Published March 1, 2022
Last year, as Congress debated the comprehensive social spending packaged dubbed “Build Back Better” (BBB), some observers thought that the United States was on the verge of a political paradigm shift with the nation’s first federal paid leave program. As the UCLA World Policy Center has pointed out, the U.S. is the only developed nation not to offer a federal guarantee of paid leave for new parents (though the Family and Medical Leave Act—FMLA—does provide up to 12 weeks of unpaid, job-protected leave for medical and caregiving situations, including childbirth and bonding.)
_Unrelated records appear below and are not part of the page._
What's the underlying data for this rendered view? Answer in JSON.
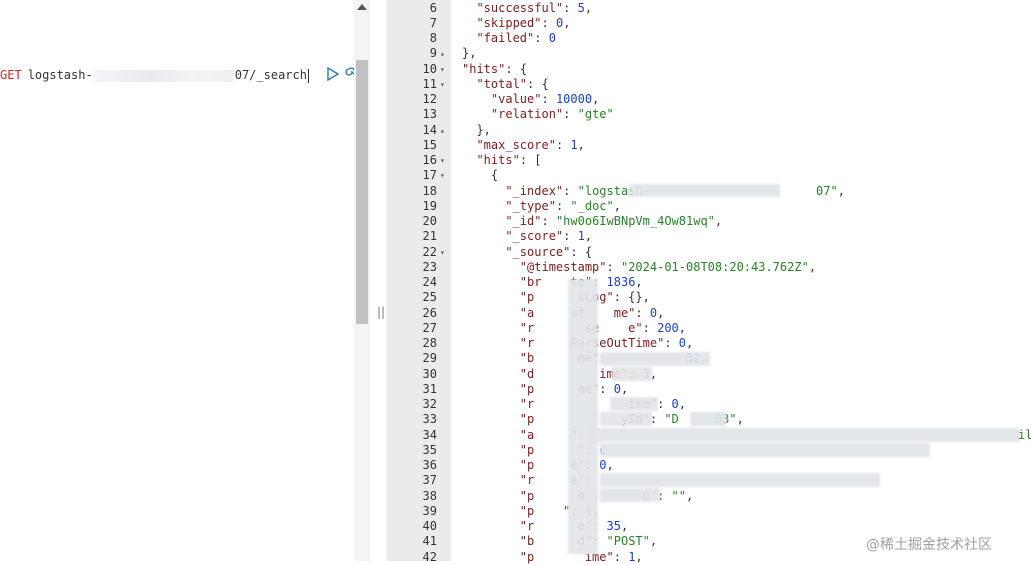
{
  "request": {
    "method": "GET",
    "path_start": "logstash-",
    "path_end": "07/_search"
  },
  "response_lines": [
    {
      "num": "6",
      "fold": "",
      "text": "  \"successful\": 5,"
    },
    {
      "num": "7",
      "fold": "",
      "text": "  \"skipped\": 0,"
    },
    {
      "num": "8",
      "fold": "",
      "text": "  \"failed\": 0"
    },
    {
      "num": "9",
      "fold": "▴",
      "text": "},"
    },
    {
      "num": "10",
      "fold": "▾",
      "text": "\"hits\": {"
    },
    {
      "num": "11",
      "fold": "▾",
      "text": "  \"total\": {"
    },
    {
      "num": "12",
      "fold": "",
      "text": "    \"value\": 10000,"
    },
    {
      "num": "13",
      "fold": "",
      "text": "    \"relation\": \"gte\""
    },
    {
      "num": "14",
      "fold": "▴",
      "text": "  },"
    },
    {
      "num": "15",
      "fold": "",
      "text": "  \"max_score\": 1,"
    },
    {
      "num": "16",
      "fold": "▾",
      "text": "  \"hits\": ["
    },
    {
      "num": "17",
      "fold": "▾",
      "text": "    {"
    },
    {
      "num": "18",
      "fold": "",
      "text": "      \"_index\": \"logstash-                       07\","
    },
    {
      "num": "19",
      "fold": "",
      "text": "      \"_type\": \"_doc\","
    },
    {
      "num": "20",
      "fold": "",
      "text": "      \"_id\": \"hw0o6IwBNpVm_4Ow81wq\","
    },
    {
      "num": "21",
      "fold": "",
      "text": "      \"_score\": 1,"
    },
    {
      "num": "22",
      "fold": "▾",
      "text": "      \"_source\": {"
    },
    {
      "num": "23",
      "fold": "",
      "text": "        \"@timestamp\": \"2024-01-08T08:20:43.762Z\","
    },
    {
      "num": "24",
      "fold": "",
      "text": "        \"br    te\": 1836,"
    },
    {
      "num": "25",
      "fold": "",
      "text": "        \"p      sLog\": {},"
    },
    {
      "num": "26",
      "fold": "",
      "text": "        \"a     ut    me\": 0,"
    },
    {
      "num": "27",
      "fold": "",
      "text": "        \"r       se    e\": 200,"
    },
    {
      "num": "28",
      "fold": "",
      "text": "        \"r     ParseOutTime\": 0,"
    },
    {
      "num": "29",
      "fold": "",
      "text": "        \"b      me\": \"          32,"
    },
    {
      "num": "30",
      "fold": "",
      "text": "        \"d         ime\": 1,"
    },
    {
      "num": "31",
      "fold": "",
      "text": "        \"p      me\": 0,"
    },
    {
      "num": "32",
      "fold": "",
      "text": "        \"r             ime\": 0,"
    },
    {
      "num": "33",
      "fold": "",
      "text": "        \"p            yId\": \"D     03\","
    },
    {
      "num": "34",
      "fold": "",
      "text": "        \"a     \": \""
    },
    {
      "num": "35",
      "fold": "",
      "text": "        \"p      \": \"c"
    },
    {
      "num": "36",
      "fold": "",
      "text": "        \"p     e\": 0,"
    },
    {
      "num": "37",
      "fold": "",
      "text": "        \"r     a\": \""
    },
    {
      "num": "38",
      "fold": "",
      "text": "        \"p      n        d\": \"\","
    },
    {
      "num": "39",
      "fold": "",
      "text": "        \"p    \": 1,"
    },
    {
      "num": "40",
      "fold": "",
      "text": "        \"r      e\": 35,"
    },
    {
      "num": "41",
      "fold": "",
      "text": "        \"b      d\": \"POST\","
    },
    {
      "num": "42",
      "fold": "",
      "text": "        \"p       ime\": 1,"
    }
  ],
  "line34_tail": "il",
  "watermark": "@稀土掘金技术社区",
  "icons": [
    "run-icon",
    "wrench-icon",
    "scroll-up-icon",
    "splitter-grip-icon",
    "fold-toggle-icon"
  ],
  "colors": {
    "method": "#c52a2a",
    "key": "#7a1e1e",
    "string": "#2a7f2a",
    "number": "#1f3fbf",
    "gutter": "#ebebeb",
    "scrollbar_thumb": "#c1c1c1"
  }
}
But the political conditions were always shaky, and the Biden administration’s initial proposal of 12 weeks of paid family leave was nearly dropped from the bill altogether. Ultimately, a four-week guarantee passed the House. It was defined more expansively than paid parental leave alone; one estimate found that less than one-third of the benefits of the bill the proposal was based on would have gone to new parents. By the end of 2021, negotiations around the bill fell apart, which means that, at least for now, the status quo will hold.
For paid leave advocates, this may be disappointing, but it should also provide a clarifying moment. If an expansive paid leave package has proven politically infeasible—or, at least, not politically appealing enough to secure passage—a more modest and tailored proposal may find more backers and a more promising pathway forward.
There is no shortage of anecdotal voices of workers who have experienced varying degrees of paid leave, or lack thereof. But to know where the contours of public opinion lie, these individual stories must be read in conjunction with data on the public’s level of willingness to support different paid leave programs.
This report seeks to identify parameters for a politically achievable paid leave proposal, using polling and interviews to illustrate what an approach to paid leave that puts parents first might look like. In particular, this report suggests the following elements might have appeal across the political spectrum:
- Streamlining administrative burdens, making any paid leave intuitive and easy to understand from the worker’s perspective
- Expanding coverage, potentially making a parental benefit universal
- Focusing solely on paid parental leave, leaving political battles over broader definitions of paid leave for another day, and
- Providing the biggest benefits to new moms, acknowledging the wide-spread recognition that they bear the biggest physical, mental, and emotional burden in recovering after a new birth.
For example, a policy that provides six weeks of modest maternity benefits to mothers who have just given birth, and three weeks of benefits to fathers or adoptive parents, could offer some baseline of stability to families’ incomes around the time of childbirth while keeping the price tag low enough to appeal to voters across the political divide.
This report approaches the question of paid leave through the lens of ascertaining what sort of approach might most appeal to parents and voters. It is informed by interviews with parents who were willing to share individual stories spanning a variety of experiences with both paid and unpaid leave, but also relies on nationally representative polling data to develop insights into what approach might be most appealing to voters.
The result points to an approach that will not be as comprehensive as progressive advocates might prefer and leaves out a variety of family and personal circumstances that some may desire. It also may require more government spending and intervention than traditional economic conservatives may find ideal.
But a program that offers a tightly-defined purpose, and focuses on clear rules for eligibility and administrative legibility, could offer a compelling vision for how the state could meaningfully support families and avoid many of the political pitfalls a more expansive—and expensive—approach to paid leave has fallen into.
Download the full policy brief here.
Patrick T. Brown (@PTBwrites) is a fellow at the Ethics and Public Policy Center and a former senior Republican staffer on Capitol Hill.
Patrick T. Brown is a fellow at the Ethics and Public Policy Center, where his work with the Life and Family Initiative focuses on developing a robust pro-family economic agenda and supporting families as the cornerstone of a healthy and flourishing society.